By Steven Russolillo
March Madness represents the woes faced by Nike Inc., both literally and figuratively.
The sportswear company and its affiliated Jordan Brand outfit 40 of the 68 teams in this year's NCAA Men's Basketball Tournament, making them by far the most visible logos on shoes and jerseys, according to Sports Business Daily. But that number is down from 41 last year and 48 in 2015. More schools are sporting gear from rivals Adidas AG and Under Armour Inc.
It isn't just on the basketball court either. This is the quandary facing Nike on a global scale as intensifying competition and changing fashion styles have weighed on the company's performance.
Nike's stock dropped 19% last year, making it the biggest loser in the Dow Jones Industrial Average. It was the stock's worst one-year performance since the financial crisis. While shares have regained some ground in 2017, investors might be too late trying to catch this bounce ahead of Nike's fiscal third-quarter results on Tuesday.
Analysts polled by FactSet estimate Nike earned 53 cents a share in the period ended in February, down 2 cents from a year earlier. If history is a guide, Nike is all but assured to exceed that figure; it has beaten earnings estimates all but once over the past five years.
Revenue has been a different story, as it has fallen short of consensus views in three of the past five quarters. Analysts this time expect revenue to have increased 5.4% to $8.47 billion. That would mark the ninth consecutive quarter of single-digit-percentage sales growth. It also would be roughly one-third of the rate at which Nike grew almost three years ago.
Much of that slower growth is due to the crucial North American market, which makes up about 45% of Nike's total revenue. Revenue in North America is expected to have increased 2.3% from a year ago, among the slowest rates over the past five years.

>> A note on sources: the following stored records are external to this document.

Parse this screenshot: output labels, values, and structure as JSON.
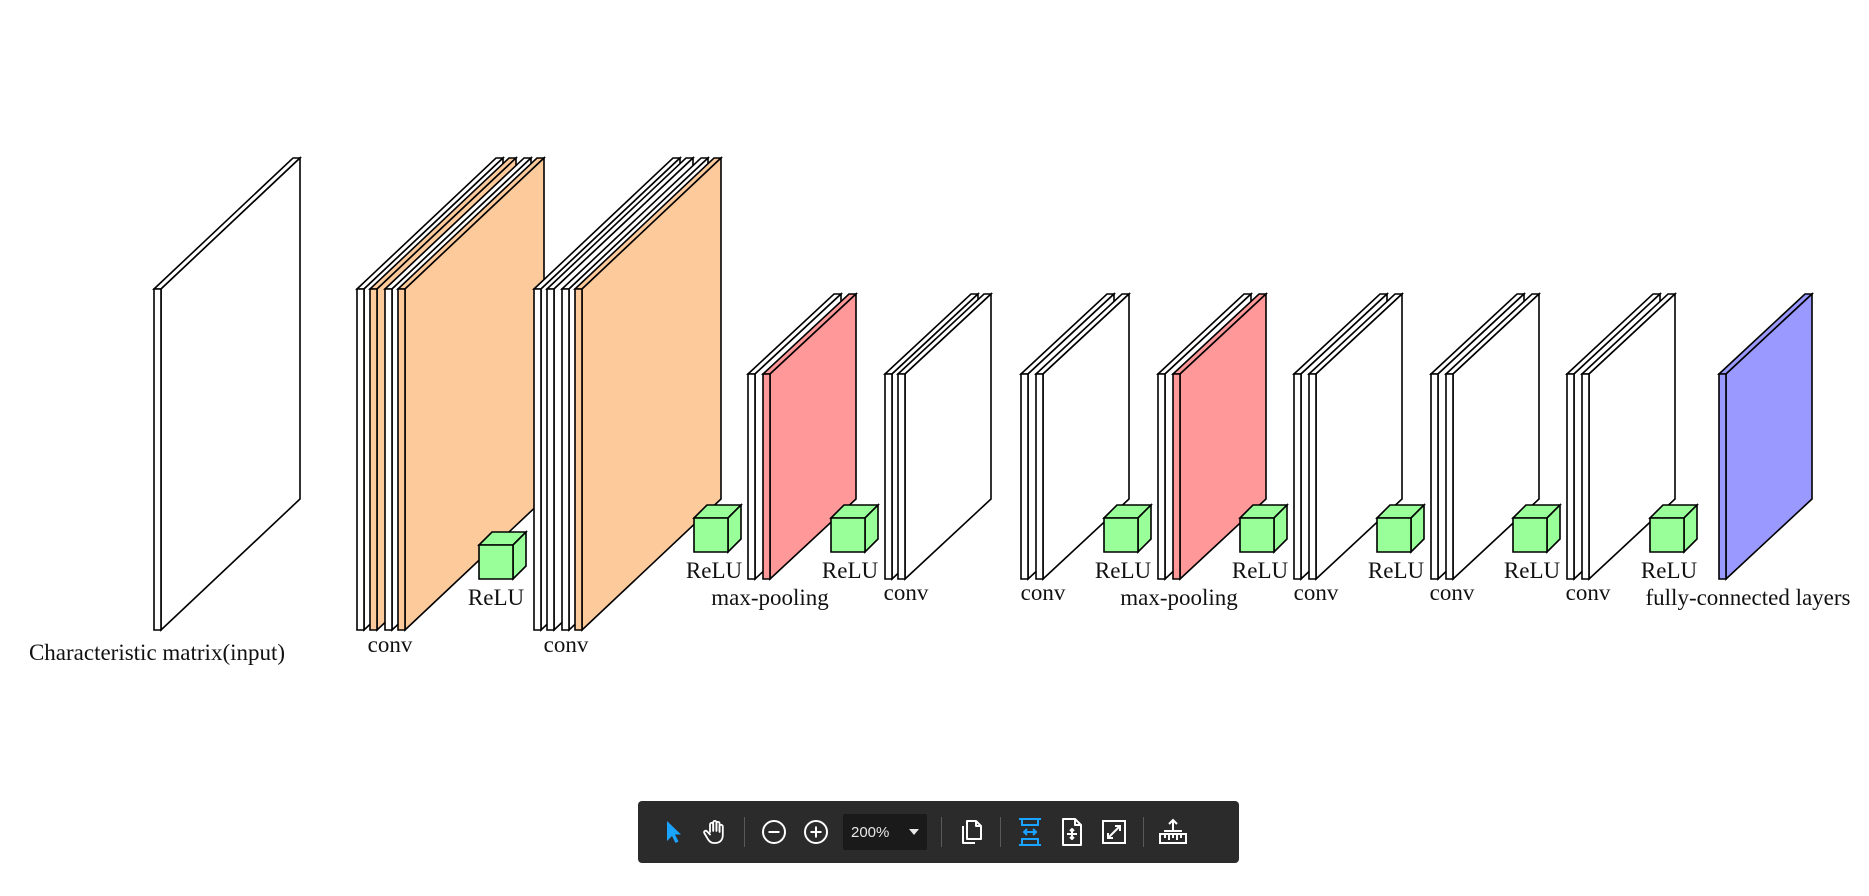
{
  "diagram": {
    "labels": {
      "input": "Characteristic matrix(input)",
      "conv1": "conv",
      "relu1": "ReLU",
      "conv2": "conv",
      "relu2": "ReLU",
      "maxpool1": "max-pooling",
      "relu3": "ReLU",
      "conv3": "conv",
      "conv4": "conv",
      "relu4": "ReLU",
      "maxpool2": "max-pooling",
      "relu5": "ReLU",
      "conv5": "conv",
      "relu6": "ReLU",
      "conv6": "conv",
      "relu7": "ReLU",
      "conv7": "conv",
      "relu8": "ReLU",
      "fc": "fully-connected layers"
    },
    "colors": {
      "input": "#ffffff",
      "conv_large": "#fdca9c",
      "pool": "#ff9999",
      "conv_small": "#ffffff",
      "relu": "#99ff99",
      "fc": "#9999ff",
      "stroke": "#000000"
    }
  },
  "toolbar": {
    "zoom_value": "200%",
    "icons": {
      "select": "select-cursor-icon",
      "hand": "hand-pan-icon",
      "zoom_out": "zoom-out-icon",
      "zoom_in": "zoom-in-icon",
      "zoom_dropdown": "chevron-down-icon",
      "page_view": "page-view-icon",
      "fit_width": "fit-width-icon",
      "fit_page": "fit-page-icon",
      "fullscreen": "fullscreen-icon",
      "measure": "measure-ruler-icon"
    },
    "colors": {
      "background": "#2b2b2b",
      "icon": "#ffffff",
      "active": "#1aa3ff"
    }
  }
}
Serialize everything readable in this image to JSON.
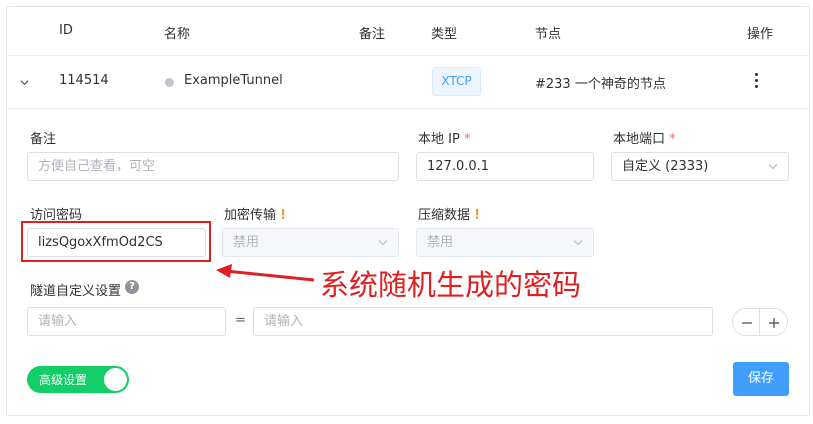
{
  "table": {
    "headers": {
      "id": "ID",
      "name": "名称",
      "remark": "备注",
      "type": "类型",
      "node": "节点",
      "action": "操作"
    },
    "row": {
      "id": "114514",
      "name": "ExampleTunnel",
      "type": "XTCP",
      "node": "#233 一个神奇的节点"
    }
  },
  "form": {
    "remark": {
      "label": "备注",
      "placeholder": "方便自己查看，可空"
    },
    "local_ip": {
      "label": "本地 IP",
      "required_mark": "*",
      "value": "127.0.0.1"
    },
    "local_port": {
      "label": "本地端口",
      "required_mark": "*",
      "value": "自定义 (2333)"
    },
    "access_key": {
      "label": "访问密码",
      "value": "lizsQgoxXfmOd2CS"
    },
    "encryption": {
      "label": "加密传输",
      "warn_mark": "!",
      "value": "禁用"
    },
    "compression": {
      "label": "压缩数据",
      "warn_mark": "!",
      "value": "禁用"
    },
    "custom": {
      "label": "隧道自定义设置",
      "help_mark": "?",
      "key_placeholder": "请输入",
      "equals": "=",
      "value_placeholder": "请输入"
    },
    "advanced_toggle": {
      "label": "高级设置",
      "on": true
    },
    "save_label": "保存"
  },
  "annotation": {
    "text": "系统随机生成的密码",
    "color": "#e02020"
  },
  "colors": {
    "primary": "#409eff",
    "success": "#13ce66",
    "danger": "#f56c6c",
    "warning": "#e6a23c"
  }
}
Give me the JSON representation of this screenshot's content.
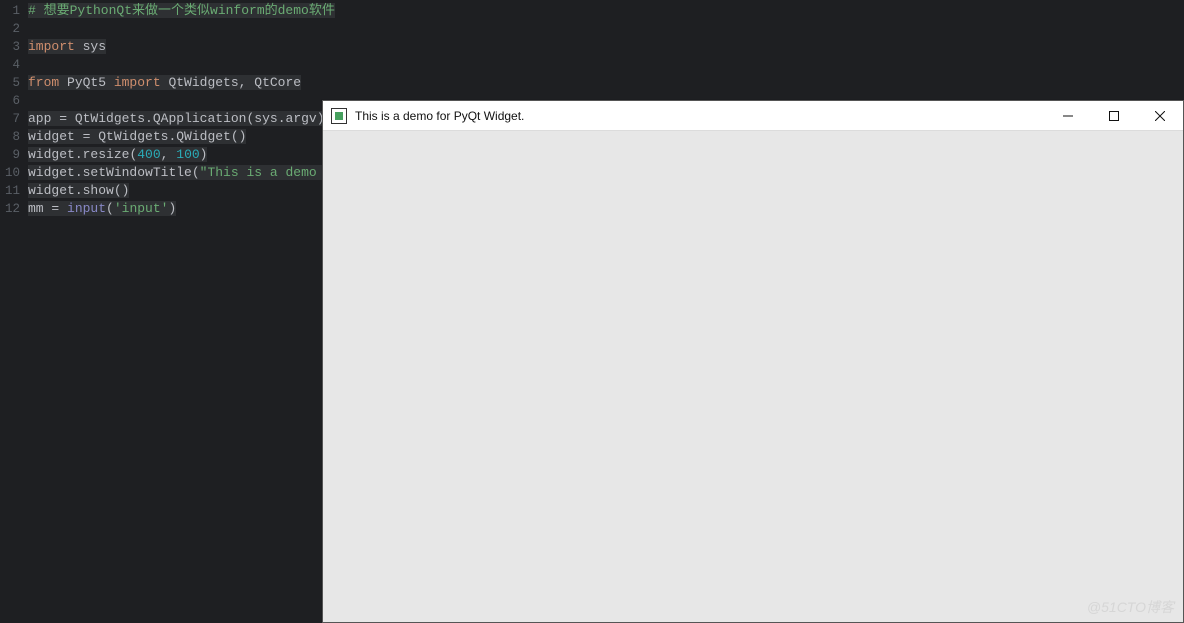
{
  "editor": {
    "lines": [
      {
        "n": 1,
        "tokens": [
          {
            "c": "tok-comment",
            "t": "# 想要PythonQt来做一个类似winform的demo软件"
          }
        ]
      },
      {
        "n": 2,
        "tokens": []
      },
      {
        "n": 3,
        "tokens": [
          {
            "c": "tok-keyword",
            "t": "import"
          },
          {
            "c": "tok-ident",
            "t": " sys"
          }
        ]
      },
      {
        "n": 4,
        "tokens": []
      },
      {
        "n": 5,
        "tokens": [
          {
            "c": "tok-keyword",
            "t": "from"
          },
          {
            "c": "tok-pkg",
            "t": " PyQt5 "
          },
          {
            "c": "tok-keyword",
            "t": "import"
          },
          {
            "c": "tok-ident",
            "t": " QtWidgets"
          },
          {
            "c": "tok-paren",
            "t": ", "
          },
          {
            "c": "tok-ident",
            "t": "QtCore"
          }
        ]
      },
      {
        "n": 6,
        "tokens": []
      },
      {
        "n": 7,
        "tokens": [
          {
            "c": "tok-ident",
            "t": "app "
          },
          {
            "c": "tok-paren",
            "t": "= "
          },
          {
            "c": "tok-ident",
            "t": "QtWidgets"
          },
          {
            "c": "tok-dot",
            "t": "."
          },
          {
            "c": "tok-ident",
            "t": "QApplication"
          },
          {
            "c": "tok-paren",
            "t": "("
          },
          {
            "c": "tok-ident",
            "t": "sys"
          },
          {
            "c": "tok-dot",
            "t": "."
          },
          {
            "c": "tok-ident",
            "t": "argv"
          },
          {
            "c": "tok-paren",
            "t": ")"
          }
        ]
      },
      {
        "n": 8,
        "tokens": [
          {
            "c": "tok-ident",
            "t": "widget "
          },
          {
            "c": "tok-paren",
            "t": "= "
          },
          {
            "c": "tok-ident",
            "t": "QtWidgets"
          },
          {
            "c": "tok-dot",
            "t": "."
          },
          {
            "c": "tok-ident",
            "t": "QWidget"
          },
          {
            "c": "tok-paren",
            "t": "()"
          }
        ]
      },
      {
        "n": 9,
        "tokens": [
          {
            "c": "tok-ident",
            "t": "widget"
          },
          {
            "c": "tok-dot",
            "t": "."
          },
          {
            "c": "tok-ident",
            "t": "resize"
          },
          {
            "c": "tok-paren",
            "t": "("
          },
          {
            "c": "tok-num",
            "t": "400"
          },
          {
            "c": "tok-paren",
            "t": ", "
          },
          {
            "c": "tok-num",
            "t": "100"
          },
          {
            "c": "tok-paren",
            "t": ")"
          }
        ]
      },
      {
        "n": 10,
        "tokens": [
          {
            "c": "tok-ident",
            "t": "widget"
          },
          {
            "c": "tok-dot",
            "t": "."
          },
          {
            "c": "tok-ident",
            "t": "setWindowTitle"
          },
          {
            "c": "tok-paren",
            "t": "("
          },
          {
            "c": "tok-str",
            "t": "\"This is a demo f"
          }
        ]
      },
      {
        "n": 11,
        "tokens": [
          {
            "c": "tok-ident",
            "t": "widget"
          },
          {
            "c": "tok-dot",
            "t": "."
          },
          {
            "c": "tok-ident",
            "t": "show"
          },
          {
            "c": "tok-paren",
            "t": "()"
          }
        ]
      },
      {
        "n": 12,
        "tokens": [
          {
            "c": "tok-ident",
            "t": "mm "
          },
          {
            "c": "tok-paren",
            "t": "= "
          },
          {
            "c": "tok-builtin",
            "t": "input"
          },
          {
            "c": "tok-paren",
            "t": "("
          },
          {
            "c": "tok-str",
            "t": "'input'"
          },
          {
            "c": "tok-paren",
            "t": ")"
          }
        ]
      }
    ]
  },
  "qt_window": {
    "title": "This is a demo for PyQt Widget."
  },
  "watermark": "@51CTO博客"
}
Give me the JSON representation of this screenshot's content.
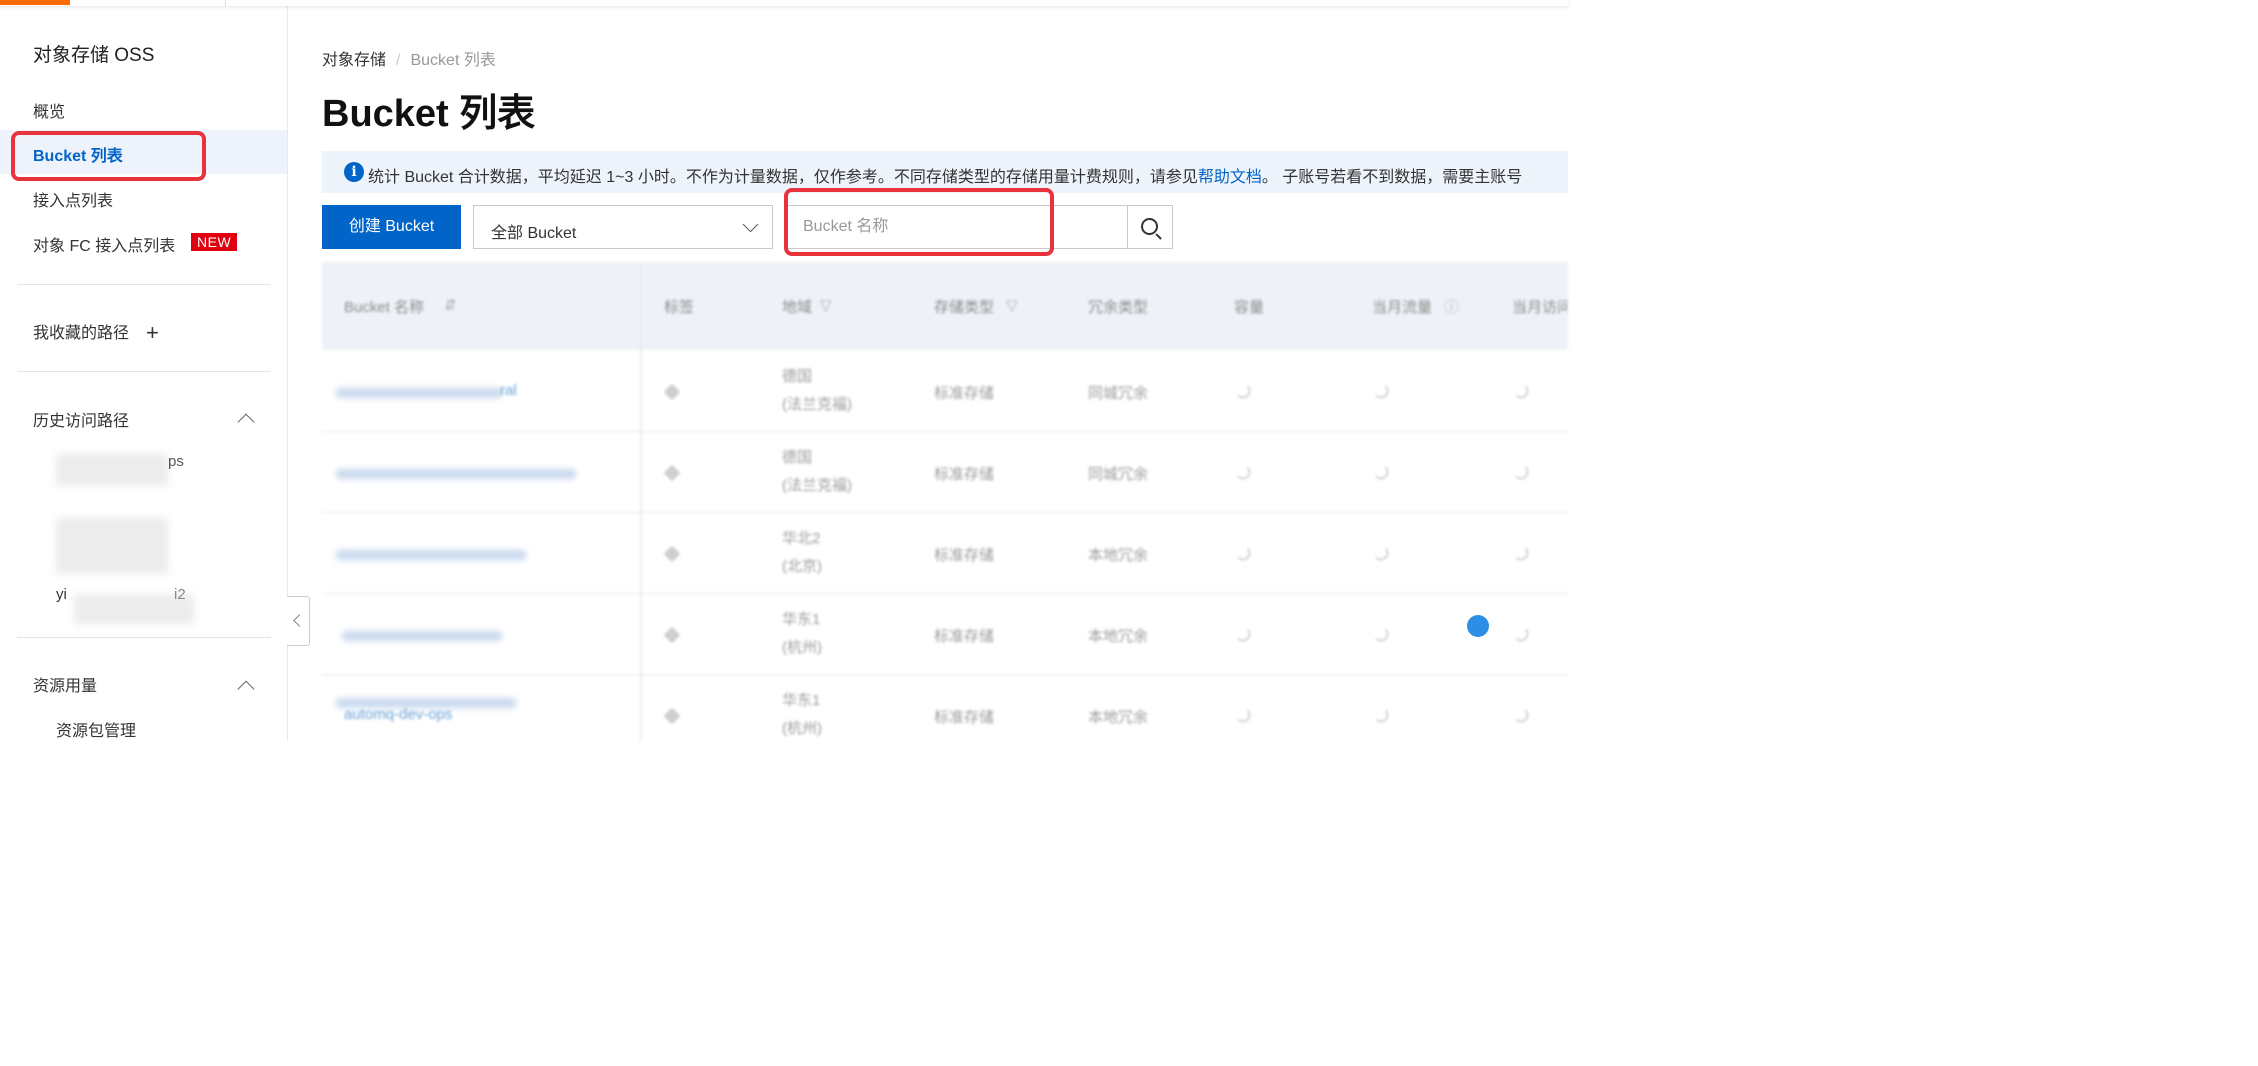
{
  "sidebar": {
    "title": "对象存储 OSS",
    "nav": [
      {
        "label": "概览"
      },
      {
        "label": "Bucket 列表"
      },
      {
        "label": "接入点列表"
      },
      {
        "label": "对象 FC 接入点列表",
        "badge": "NEW"
      }
    ],
    "favorites_label": "我收藏的路径",
    "favorites_add": "+",
    "history_label": "历史访问路径",
    "history_items": [
      "ps",
      "yi",
      "i2"
    ],
    "resource_label": "资源用量",
    "resource_items": [
      "资源包管理"
    ]
  },
  "breadcrumb": {
    "root": "对象存储",
    "separator": "/",
    "current": "Bucket 列表"
  },
  "page_title": "Bucket 列表",
  "notice": {
    "text": "统计 Bucket 合计数据，平均延迟 1~3 小时。不作为计量数据，仅作参考。不同存储类型的存储用量计费规则，请参见",
    "link": "帮助文档",
    "after": "。 子账号若看不到数据，需要主账号"
  },
  "toolbar": {
    "create_button": "创建 Bucket",
    "filter_value": "全部 Bucket",
    "search_placeholder": "Bucket 名称"
  },
  "table": {
    "columns": [
      "Bucket 名称",
      "标签",
      "地域",
      "存储类型",
      "冗余类型",
      "容量",
      "当月流量",
      "当月访问"
    ],
    "rows": [
      {
        "name": "ral",
        "region": "德国",
        "region_city": "(法兰克福)",
        "storage": "标准存储",
        "redundancy": "同城冗余"
      },
      {
        "name": "",
        "region": "德国",
        "region_city": "(法兰克福)",
        "storage": "标准存储",
        "redundancy": "同城冗余"
      },
      {
        "name": "",
        "region": "华北2",
        "region_city": "(北京)",
        "storage": "标准存储",
        "redundancy": "本地冗余"
      },
      {
        "name": "",
        "region": "华东1",
        "region_city": "(杭州)",
        "storage": "标准存储",
        "redundancy": "本地冗余"
      },
      {
        "name": "automq-dev-ops",
        "region": "华东1",
        "region_city": "(杭州)",
        "storage": "标准存储",
        "redundancy": "本地冗余"
      }
    ]
  },
  "colors": {
    "primary": "#0064c8",
    "highlight": "#e8323c",
    "accent": "#ff6a00",
    "badge": "#e0000f"
  }
}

At the same time, rival Adidas has caught fire in Nike's homeland. The German athletic-gear giant has said it would continue to invest disproportionately in the U.S. to maintain its recent momentum and to revamp its Reebok brand.
Earlier this month, Adidas projected it would increase its North American sales nearly 50% by 2020 to $5.3 billion. While a fraction of Nike's total, continued growth for Adidas likely would come at Nike's further expense.
Nike's stock also isn't as attractive as it was as recently as the end of last year. Trading at 23 times projected earnings over the next 12 months, its forward multiple is richer than its average over the past five years. By comparison, its multiple briefly went below 20 in late November when the stock bottomed.
Just like a heavily favored No. 1 seed that suddenly looks vulnerable, Nike has a target on its back.